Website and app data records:
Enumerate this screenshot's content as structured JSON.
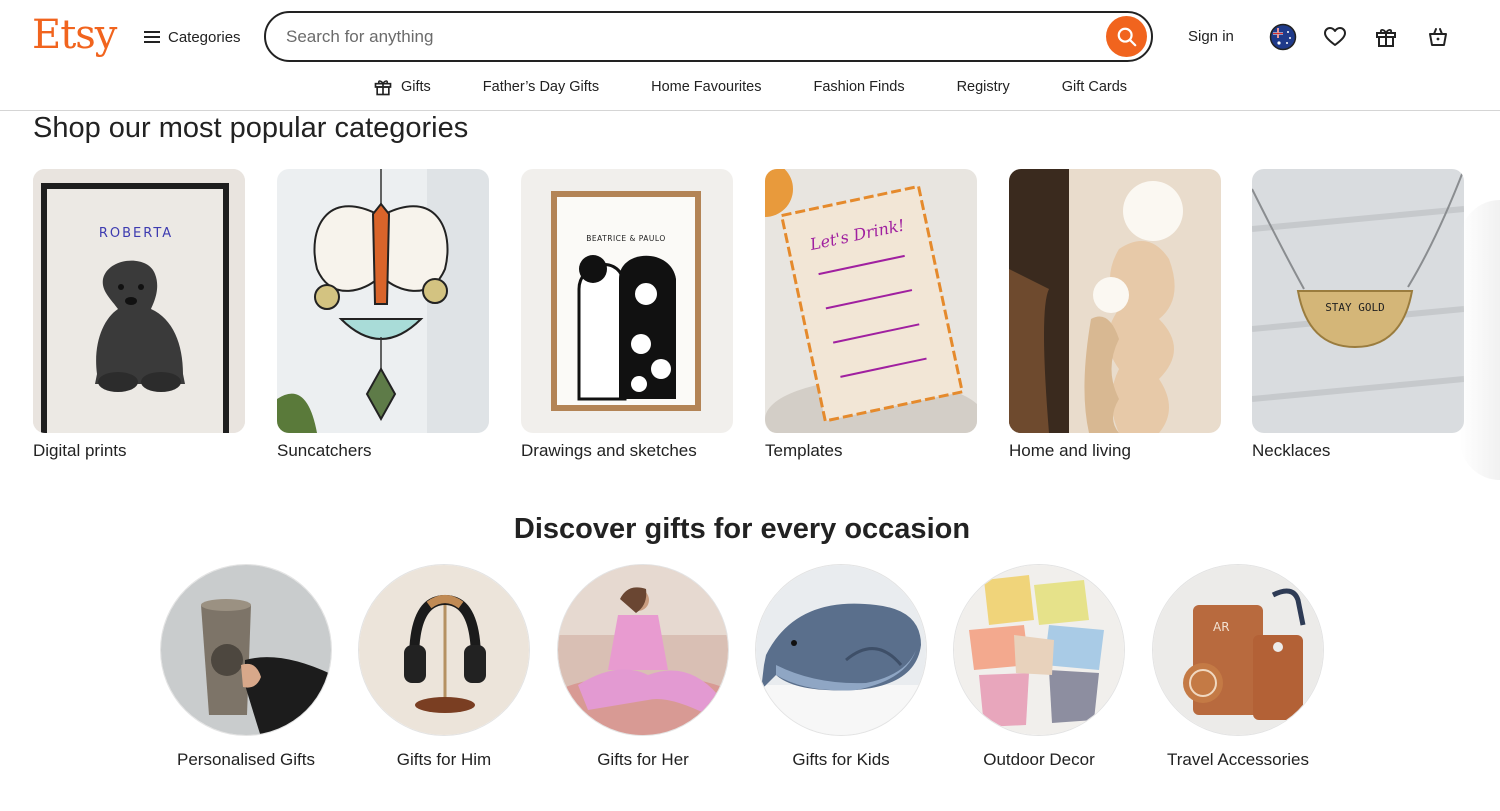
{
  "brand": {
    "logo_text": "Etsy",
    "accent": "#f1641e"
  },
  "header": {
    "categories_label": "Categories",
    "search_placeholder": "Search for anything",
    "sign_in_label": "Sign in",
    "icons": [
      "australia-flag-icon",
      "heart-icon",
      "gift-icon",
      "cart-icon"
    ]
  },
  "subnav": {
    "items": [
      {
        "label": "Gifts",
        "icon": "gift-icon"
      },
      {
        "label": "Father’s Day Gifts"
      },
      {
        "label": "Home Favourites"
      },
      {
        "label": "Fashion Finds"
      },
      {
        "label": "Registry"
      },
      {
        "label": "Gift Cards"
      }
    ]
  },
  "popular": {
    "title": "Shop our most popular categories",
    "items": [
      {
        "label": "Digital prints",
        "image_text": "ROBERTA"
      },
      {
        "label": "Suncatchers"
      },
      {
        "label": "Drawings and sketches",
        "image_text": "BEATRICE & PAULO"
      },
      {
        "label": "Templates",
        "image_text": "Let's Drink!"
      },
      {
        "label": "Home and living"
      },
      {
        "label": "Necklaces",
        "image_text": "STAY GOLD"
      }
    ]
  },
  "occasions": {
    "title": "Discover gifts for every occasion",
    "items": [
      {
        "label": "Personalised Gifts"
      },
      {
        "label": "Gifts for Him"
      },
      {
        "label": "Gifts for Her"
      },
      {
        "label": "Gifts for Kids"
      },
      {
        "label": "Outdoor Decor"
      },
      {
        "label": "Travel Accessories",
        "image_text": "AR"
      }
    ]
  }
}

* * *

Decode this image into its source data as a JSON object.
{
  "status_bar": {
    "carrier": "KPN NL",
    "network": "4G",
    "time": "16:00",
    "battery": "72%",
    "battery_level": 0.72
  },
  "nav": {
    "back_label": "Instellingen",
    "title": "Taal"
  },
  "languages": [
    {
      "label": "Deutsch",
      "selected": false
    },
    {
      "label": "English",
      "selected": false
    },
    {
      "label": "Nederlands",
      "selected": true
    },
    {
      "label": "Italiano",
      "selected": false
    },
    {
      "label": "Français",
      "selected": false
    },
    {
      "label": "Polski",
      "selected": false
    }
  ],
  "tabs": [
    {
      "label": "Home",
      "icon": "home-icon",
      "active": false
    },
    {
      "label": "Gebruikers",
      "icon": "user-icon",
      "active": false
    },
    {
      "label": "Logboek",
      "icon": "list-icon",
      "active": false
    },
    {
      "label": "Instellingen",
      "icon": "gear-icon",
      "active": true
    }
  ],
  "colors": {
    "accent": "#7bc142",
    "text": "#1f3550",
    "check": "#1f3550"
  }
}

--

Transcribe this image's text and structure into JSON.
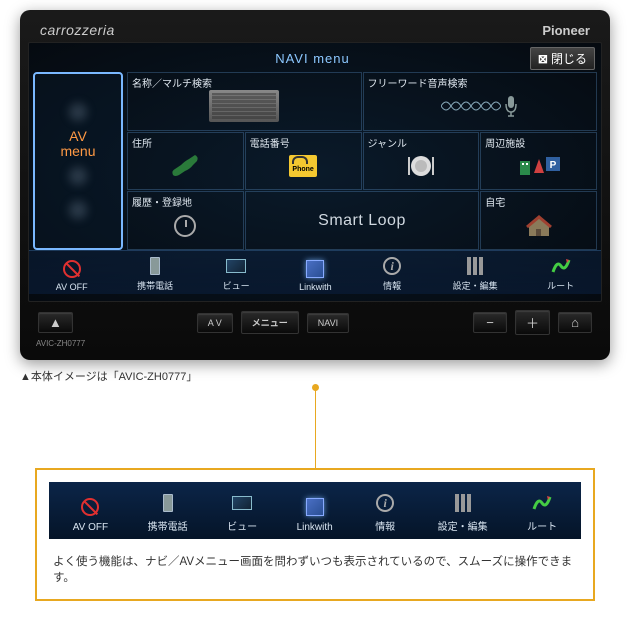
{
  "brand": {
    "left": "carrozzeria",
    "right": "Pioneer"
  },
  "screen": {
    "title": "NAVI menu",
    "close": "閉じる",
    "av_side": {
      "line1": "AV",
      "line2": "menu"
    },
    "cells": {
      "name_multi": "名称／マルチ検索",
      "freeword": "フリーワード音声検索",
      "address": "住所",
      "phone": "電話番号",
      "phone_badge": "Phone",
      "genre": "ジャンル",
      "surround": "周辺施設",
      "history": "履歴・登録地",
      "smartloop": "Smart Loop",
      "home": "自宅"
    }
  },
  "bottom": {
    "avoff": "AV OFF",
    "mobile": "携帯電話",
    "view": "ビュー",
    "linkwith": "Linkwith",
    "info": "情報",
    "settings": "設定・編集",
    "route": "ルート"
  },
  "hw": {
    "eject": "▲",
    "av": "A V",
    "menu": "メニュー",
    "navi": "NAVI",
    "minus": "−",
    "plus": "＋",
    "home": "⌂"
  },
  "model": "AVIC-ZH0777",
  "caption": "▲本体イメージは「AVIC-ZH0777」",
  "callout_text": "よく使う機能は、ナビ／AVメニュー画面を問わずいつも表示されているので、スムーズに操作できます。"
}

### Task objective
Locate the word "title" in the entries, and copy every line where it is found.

### Written response
    "title": "Shop our most popular categories",
    "title": "Discover gifts for every occasion",
    "title": "Taal"
    "title": "NAVI menu",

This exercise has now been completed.